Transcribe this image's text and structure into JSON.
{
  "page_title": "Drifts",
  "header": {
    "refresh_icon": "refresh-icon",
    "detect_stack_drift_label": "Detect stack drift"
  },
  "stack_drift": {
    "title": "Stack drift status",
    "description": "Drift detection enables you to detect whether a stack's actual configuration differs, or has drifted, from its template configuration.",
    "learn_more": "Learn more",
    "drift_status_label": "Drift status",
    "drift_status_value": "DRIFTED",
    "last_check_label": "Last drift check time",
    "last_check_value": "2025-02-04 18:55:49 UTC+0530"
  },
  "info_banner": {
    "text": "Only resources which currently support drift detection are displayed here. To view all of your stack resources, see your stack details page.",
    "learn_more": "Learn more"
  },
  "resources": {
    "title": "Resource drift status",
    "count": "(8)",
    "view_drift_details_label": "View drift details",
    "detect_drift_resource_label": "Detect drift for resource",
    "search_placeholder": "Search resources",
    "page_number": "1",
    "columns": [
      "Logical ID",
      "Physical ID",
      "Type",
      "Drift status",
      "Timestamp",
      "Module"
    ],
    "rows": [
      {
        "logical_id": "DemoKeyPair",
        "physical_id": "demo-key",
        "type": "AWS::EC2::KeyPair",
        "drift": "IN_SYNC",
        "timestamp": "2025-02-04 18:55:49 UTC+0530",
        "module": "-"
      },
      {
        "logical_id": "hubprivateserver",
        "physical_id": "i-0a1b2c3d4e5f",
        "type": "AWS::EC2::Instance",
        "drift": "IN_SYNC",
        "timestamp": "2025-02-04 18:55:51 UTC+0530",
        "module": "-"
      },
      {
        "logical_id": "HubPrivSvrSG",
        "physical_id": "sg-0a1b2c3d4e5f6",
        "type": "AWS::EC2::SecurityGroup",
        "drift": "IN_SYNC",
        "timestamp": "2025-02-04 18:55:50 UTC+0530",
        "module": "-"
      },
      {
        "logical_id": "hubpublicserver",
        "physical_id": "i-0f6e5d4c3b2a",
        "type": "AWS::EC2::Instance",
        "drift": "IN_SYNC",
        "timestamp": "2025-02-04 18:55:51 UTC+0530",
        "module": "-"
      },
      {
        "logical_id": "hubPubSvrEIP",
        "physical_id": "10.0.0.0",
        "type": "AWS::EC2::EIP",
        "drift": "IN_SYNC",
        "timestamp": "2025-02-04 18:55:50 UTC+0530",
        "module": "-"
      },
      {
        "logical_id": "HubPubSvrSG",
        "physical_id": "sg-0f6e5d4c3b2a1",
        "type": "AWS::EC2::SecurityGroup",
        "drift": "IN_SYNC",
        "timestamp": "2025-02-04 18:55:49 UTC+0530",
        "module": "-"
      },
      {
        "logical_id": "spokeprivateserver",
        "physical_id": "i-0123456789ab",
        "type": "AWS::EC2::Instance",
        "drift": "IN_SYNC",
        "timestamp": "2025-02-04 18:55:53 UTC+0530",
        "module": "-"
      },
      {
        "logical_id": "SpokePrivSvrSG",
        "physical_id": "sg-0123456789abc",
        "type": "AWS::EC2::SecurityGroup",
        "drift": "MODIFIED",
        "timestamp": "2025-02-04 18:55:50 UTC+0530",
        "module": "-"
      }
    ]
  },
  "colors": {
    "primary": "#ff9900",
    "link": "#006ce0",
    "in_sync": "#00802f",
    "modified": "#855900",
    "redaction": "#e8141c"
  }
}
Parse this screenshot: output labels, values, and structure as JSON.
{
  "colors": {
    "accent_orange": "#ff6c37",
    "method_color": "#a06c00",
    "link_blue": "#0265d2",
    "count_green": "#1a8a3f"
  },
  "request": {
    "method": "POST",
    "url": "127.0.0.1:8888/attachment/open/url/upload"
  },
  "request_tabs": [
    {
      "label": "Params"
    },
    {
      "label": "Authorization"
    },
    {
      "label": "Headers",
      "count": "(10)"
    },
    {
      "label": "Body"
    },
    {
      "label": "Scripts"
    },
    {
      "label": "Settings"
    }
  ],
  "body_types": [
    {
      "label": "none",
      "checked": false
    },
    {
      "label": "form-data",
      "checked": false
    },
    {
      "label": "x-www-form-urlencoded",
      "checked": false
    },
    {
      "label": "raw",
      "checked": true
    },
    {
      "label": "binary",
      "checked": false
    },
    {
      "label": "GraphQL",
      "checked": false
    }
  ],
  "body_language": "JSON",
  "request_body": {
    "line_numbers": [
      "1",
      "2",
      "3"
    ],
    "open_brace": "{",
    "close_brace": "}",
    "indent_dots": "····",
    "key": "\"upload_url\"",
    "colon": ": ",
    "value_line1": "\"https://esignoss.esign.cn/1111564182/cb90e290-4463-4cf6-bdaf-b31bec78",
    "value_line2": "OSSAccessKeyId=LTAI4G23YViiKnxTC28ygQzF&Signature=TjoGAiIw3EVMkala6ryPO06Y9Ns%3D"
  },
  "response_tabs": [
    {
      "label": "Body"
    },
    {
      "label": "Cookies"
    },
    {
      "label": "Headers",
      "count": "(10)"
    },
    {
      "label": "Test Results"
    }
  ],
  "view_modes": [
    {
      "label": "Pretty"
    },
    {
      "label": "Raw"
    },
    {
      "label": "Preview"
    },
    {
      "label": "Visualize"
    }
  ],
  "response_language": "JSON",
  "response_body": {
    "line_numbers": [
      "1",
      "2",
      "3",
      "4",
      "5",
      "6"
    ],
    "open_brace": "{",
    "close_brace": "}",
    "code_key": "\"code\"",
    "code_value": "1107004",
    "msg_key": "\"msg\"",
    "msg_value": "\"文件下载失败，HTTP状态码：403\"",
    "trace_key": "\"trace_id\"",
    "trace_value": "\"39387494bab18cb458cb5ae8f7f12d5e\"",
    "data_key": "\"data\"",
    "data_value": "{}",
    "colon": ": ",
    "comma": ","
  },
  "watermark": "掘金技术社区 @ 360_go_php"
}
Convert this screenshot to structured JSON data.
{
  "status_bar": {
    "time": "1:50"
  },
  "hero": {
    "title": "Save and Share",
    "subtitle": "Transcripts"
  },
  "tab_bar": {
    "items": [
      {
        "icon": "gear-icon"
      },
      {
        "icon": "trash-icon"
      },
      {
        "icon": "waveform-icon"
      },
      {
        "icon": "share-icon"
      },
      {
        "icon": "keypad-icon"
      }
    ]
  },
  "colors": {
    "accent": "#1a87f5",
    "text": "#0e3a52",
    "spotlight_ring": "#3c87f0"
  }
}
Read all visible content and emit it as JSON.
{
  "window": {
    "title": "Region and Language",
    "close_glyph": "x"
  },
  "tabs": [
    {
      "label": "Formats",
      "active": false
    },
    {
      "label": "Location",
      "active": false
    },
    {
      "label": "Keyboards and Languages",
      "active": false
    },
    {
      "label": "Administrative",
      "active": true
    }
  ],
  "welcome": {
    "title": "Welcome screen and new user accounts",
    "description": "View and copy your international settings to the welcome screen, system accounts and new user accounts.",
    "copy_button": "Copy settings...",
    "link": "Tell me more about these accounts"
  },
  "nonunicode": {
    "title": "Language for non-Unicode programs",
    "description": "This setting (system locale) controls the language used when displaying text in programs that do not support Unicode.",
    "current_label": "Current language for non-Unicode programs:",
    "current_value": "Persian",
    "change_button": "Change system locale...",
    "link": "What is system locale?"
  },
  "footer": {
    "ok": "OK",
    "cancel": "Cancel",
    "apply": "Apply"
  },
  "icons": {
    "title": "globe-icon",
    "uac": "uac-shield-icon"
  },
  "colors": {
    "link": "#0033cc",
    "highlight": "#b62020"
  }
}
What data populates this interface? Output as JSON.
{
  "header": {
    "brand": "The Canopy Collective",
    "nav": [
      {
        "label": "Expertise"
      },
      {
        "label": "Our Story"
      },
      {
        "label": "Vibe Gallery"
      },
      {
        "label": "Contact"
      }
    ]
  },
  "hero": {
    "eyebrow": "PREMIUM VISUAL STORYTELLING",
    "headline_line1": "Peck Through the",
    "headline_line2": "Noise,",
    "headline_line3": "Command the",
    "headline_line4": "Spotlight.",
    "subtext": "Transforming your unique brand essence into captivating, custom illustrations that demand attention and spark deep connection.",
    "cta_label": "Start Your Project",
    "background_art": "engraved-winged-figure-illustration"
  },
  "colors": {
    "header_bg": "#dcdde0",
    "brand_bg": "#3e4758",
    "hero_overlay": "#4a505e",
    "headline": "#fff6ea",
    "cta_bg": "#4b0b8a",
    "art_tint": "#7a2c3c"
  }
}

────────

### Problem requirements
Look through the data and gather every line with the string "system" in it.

### Solved problem
    "description": "View and copy your international settings to the welcome screen, system accounts and new user accounts.",
    "description": "This setting (system locale) controls the language used when displaying text in programs that do not support Unicode.",
    "change_button": "Change system locale...",
    "link": "What is system locale?"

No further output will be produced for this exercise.